void CStringView::OnDraw(CDC* pDC)
int i, j, nHeight;
CPoemDoc* pDoc = GetDocument();
// Draw a border — slightly smaller to avoid truncation
pDC->Rectangle(m_rectPrint + CRect(0, 0, -20, 20));
// Draw horizontal and vertical rulers
j = m_rectPrint.Width() / 1440;
for (i = 0; i <= j; i++)
pDC->TextOut(i * 1440, 0, str);
j = -(m_rectPrint.Height() / 1440);
for (i = 0; i <= j; i++)
pDC->TextOut(0, -i * 1440, str);
// Print the poem 0.5 inch down and over;
// use 10-point roman font
font.CreateFont(-200, 0, 0, 0, 400, FALSE, FALSE, 0, ANSI_CHARSET,
DEFAULT_QUALITY, DEFAULT_PITCH | FF_ROMAN,
"Times New Roman");
CFont* pOldFont = (CFont*) pDC->SelectObject(&font);
nHeight = tm.tmHeight + tm.tmExternalLeading;
TRACE("font height = %d, internal leading = %d\n", nHeight, tm.tmInternalLeading);
j = pDoc->m_stringArray.GetSize();
for (i = 0; i < j; i++)
pDC->TextOut(720, -i * nHeight - 720, pDoc->m_stringArray[i]);
TRACE("LOGPIXELSX = %d, LOGPIXELSY = %d\n", pDC->GetDeviceCaps(LOGPIXELSX),

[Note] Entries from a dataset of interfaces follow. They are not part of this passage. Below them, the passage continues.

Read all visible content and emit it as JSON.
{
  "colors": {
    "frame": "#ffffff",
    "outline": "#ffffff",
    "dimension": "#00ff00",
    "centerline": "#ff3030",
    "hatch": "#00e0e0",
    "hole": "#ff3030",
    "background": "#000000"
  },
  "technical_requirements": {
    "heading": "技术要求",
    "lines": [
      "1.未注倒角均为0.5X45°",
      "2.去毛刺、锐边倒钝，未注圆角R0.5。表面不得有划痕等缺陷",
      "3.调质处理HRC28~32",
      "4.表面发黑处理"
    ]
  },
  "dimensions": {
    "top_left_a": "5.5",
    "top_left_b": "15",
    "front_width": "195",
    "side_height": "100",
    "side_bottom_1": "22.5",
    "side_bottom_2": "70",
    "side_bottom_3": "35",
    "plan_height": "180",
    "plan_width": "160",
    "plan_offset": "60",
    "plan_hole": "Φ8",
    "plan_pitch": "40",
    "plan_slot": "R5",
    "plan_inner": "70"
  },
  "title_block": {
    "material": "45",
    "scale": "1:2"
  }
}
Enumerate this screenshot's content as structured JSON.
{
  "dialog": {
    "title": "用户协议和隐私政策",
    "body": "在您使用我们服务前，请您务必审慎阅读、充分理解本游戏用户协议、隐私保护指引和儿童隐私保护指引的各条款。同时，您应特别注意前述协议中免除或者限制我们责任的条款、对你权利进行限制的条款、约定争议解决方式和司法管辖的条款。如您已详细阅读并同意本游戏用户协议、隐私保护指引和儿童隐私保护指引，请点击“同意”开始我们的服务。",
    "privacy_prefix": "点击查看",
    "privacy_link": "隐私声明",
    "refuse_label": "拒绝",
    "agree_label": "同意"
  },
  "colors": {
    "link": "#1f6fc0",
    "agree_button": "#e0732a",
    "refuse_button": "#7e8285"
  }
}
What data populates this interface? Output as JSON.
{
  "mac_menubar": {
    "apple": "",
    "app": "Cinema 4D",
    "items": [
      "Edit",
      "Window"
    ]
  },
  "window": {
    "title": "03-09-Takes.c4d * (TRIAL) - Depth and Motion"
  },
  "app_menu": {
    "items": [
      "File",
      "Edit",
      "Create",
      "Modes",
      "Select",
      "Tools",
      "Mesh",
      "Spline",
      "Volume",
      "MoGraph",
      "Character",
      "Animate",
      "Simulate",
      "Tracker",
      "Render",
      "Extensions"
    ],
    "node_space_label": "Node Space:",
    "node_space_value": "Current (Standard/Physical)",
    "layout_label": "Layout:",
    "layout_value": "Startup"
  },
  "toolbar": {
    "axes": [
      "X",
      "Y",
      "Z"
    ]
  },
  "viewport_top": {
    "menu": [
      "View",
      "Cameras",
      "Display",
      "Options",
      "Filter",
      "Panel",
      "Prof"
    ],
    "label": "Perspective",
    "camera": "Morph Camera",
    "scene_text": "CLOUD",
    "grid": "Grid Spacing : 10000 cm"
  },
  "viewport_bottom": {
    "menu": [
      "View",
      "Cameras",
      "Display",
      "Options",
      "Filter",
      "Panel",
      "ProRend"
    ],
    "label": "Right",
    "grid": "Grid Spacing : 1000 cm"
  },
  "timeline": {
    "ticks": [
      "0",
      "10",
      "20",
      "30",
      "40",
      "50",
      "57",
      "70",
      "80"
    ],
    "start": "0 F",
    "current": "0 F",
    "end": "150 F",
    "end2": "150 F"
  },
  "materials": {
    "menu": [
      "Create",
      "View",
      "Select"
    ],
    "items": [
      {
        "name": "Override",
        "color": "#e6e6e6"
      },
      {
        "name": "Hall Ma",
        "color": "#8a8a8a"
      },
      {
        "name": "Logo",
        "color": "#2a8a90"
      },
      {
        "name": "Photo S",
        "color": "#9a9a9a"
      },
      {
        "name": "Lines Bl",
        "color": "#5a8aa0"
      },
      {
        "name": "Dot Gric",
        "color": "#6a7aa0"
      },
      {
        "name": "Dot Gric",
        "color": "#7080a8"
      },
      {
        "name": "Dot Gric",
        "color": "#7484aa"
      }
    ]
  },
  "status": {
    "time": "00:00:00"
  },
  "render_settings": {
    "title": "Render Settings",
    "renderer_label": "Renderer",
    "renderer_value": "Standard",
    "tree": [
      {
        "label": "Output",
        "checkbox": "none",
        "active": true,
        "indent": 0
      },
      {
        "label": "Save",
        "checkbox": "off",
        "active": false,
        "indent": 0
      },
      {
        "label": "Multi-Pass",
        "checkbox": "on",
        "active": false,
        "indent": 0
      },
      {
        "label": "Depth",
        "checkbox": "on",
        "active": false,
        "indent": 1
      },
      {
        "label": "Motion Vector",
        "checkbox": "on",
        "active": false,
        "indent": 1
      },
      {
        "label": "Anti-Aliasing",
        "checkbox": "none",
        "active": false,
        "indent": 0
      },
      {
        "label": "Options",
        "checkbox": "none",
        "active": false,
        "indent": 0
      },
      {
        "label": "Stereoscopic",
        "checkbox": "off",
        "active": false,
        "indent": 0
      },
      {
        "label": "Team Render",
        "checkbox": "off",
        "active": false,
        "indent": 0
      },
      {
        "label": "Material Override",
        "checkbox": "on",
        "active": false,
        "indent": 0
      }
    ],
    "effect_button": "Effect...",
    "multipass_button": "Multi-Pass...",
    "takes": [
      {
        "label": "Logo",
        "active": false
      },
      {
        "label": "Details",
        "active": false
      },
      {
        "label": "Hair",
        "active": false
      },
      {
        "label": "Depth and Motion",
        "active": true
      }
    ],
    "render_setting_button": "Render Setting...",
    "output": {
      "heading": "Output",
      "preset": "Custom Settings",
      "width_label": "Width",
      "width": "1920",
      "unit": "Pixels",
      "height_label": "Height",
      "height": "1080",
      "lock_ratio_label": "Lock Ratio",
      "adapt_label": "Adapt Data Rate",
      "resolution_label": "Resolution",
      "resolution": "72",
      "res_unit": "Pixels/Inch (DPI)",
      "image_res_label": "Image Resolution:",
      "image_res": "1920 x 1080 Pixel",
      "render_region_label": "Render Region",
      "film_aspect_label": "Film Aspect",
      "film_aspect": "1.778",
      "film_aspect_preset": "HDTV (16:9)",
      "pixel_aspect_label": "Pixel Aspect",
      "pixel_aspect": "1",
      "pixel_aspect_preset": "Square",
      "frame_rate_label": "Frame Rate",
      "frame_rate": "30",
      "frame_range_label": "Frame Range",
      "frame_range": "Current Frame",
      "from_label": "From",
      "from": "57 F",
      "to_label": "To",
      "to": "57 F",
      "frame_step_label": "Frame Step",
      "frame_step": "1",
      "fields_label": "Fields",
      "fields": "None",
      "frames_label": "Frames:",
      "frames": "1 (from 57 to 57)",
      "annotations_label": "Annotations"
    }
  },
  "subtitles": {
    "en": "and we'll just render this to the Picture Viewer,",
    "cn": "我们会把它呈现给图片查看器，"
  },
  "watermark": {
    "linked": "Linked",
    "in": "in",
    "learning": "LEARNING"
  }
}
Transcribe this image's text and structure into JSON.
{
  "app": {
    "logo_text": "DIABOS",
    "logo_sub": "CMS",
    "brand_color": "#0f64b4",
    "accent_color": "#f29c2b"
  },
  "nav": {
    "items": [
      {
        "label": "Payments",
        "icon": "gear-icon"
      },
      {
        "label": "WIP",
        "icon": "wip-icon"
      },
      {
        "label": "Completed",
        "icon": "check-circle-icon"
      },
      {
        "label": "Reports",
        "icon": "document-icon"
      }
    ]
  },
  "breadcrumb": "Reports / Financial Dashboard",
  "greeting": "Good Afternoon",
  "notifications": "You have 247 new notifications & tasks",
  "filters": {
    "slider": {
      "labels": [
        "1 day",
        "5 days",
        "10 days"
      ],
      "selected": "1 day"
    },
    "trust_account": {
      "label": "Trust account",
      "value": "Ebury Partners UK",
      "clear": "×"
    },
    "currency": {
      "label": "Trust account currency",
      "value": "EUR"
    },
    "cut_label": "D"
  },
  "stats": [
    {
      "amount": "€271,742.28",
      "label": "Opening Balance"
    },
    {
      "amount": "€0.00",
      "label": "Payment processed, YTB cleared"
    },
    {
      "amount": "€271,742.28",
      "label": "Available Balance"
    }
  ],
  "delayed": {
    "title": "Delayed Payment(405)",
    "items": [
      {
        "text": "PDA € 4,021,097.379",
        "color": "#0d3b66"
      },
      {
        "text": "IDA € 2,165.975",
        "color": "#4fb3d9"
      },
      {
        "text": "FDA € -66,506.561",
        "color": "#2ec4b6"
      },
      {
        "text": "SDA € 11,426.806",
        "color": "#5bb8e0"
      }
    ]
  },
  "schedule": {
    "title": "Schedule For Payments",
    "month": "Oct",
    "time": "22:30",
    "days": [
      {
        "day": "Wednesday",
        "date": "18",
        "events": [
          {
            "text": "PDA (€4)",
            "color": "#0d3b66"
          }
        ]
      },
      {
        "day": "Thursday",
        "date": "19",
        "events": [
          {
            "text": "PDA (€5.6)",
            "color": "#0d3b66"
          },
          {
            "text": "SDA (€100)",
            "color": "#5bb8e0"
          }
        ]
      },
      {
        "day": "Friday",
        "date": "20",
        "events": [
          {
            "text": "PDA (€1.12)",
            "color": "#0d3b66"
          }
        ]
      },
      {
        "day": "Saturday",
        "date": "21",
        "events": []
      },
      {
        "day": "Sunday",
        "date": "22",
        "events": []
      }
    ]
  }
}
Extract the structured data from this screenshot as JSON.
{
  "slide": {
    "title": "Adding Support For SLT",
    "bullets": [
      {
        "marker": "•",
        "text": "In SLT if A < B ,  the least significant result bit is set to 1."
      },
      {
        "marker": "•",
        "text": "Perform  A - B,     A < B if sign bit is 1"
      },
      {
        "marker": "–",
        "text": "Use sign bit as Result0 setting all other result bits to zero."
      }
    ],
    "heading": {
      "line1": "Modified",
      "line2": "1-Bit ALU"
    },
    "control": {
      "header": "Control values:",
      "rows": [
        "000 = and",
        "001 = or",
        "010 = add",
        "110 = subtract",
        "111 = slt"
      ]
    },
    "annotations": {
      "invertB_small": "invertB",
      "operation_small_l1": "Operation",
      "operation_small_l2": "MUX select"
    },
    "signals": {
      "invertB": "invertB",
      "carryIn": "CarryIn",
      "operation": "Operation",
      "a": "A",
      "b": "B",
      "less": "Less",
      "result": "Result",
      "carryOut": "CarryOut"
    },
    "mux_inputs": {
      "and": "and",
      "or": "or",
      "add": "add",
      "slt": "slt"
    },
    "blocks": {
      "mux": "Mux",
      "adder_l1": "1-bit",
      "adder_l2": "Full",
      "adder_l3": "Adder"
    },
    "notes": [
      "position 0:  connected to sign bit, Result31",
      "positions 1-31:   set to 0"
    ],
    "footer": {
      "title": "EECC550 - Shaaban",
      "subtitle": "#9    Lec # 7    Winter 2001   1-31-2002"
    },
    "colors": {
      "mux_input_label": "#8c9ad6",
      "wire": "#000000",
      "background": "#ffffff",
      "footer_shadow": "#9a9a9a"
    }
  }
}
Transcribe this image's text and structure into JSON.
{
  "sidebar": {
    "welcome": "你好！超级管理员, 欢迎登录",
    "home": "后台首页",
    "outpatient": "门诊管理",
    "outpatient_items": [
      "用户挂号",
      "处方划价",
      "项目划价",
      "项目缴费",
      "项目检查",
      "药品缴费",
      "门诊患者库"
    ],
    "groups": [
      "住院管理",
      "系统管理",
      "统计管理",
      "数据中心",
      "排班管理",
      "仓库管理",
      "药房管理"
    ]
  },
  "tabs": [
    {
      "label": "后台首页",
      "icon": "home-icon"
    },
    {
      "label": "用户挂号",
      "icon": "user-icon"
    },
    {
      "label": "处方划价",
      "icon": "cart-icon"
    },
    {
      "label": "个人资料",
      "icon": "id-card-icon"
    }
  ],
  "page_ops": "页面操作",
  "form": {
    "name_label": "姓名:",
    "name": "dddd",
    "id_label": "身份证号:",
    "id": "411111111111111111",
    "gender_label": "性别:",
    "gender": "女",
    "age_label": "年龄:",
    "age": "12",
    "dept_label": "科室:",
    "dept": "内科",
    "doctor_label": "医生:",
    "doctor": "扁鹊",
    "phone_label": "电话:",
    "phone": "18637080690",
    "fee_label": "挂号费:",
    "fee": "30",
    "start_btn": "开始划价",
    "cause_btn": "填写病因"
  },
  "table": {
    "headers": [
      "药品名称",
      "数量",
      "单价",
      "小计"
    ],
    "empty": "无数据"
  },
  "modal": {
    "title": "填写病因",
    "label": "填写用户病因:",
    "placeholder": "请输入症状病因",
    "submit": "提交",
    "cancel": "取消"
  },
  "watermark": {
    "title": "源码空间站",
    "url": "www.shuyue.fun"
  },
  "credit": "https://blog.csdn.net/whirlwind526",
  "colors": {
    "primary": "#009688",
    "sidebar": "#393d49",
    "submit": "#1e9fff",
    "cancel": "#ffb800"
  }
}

TRACE("HORZSIZE = %d, VERTSIZE = %d\n", pDC->GetDeviceCaps(HORZSIZE),
Edit the OnPreparePrinting() function in StringView.cpp. This function sets the maximum number of pages in the print job. This example has only one page. It's absolutely necessary to call the base class DoPreparePrinting() function in your overridden OnPreparePrinting() function. Add the following code:
BOOL CStringView::OnPreparePrinting(CPrintInfo* pInfo)
Edit the constructor in StringView.cpp. The initial value of the print rectangle should be 8-by-15 inches, expressed in twips (1 inch = 1440 twips). Add the following boldface code:
CStringView::CStringView() : m_rectPrint(0, 0, 11520, -15120)
Build and test the application. If you run the MYMFC19 application under Microsoft Windows NT with the lowest screen resolution, your MDI child window will look like the one shown below. The text will be larger under higher resolutions and under Windows 95 and Windows 98.
Figure 13: MYMFC19 program output.
The window text is too small, isn't it? Go ahead and choose Print Preview from the File menu, and then click twice with the magnifying glass to enlarge the image. The print preview output is illustrated here.
Figure 14: MYMFC19 program output when activating the Print Preview menu.
Continue on next module...part 2.
Further reading and digging:
MSDN MFC 9.0 class library online documentation - latest version.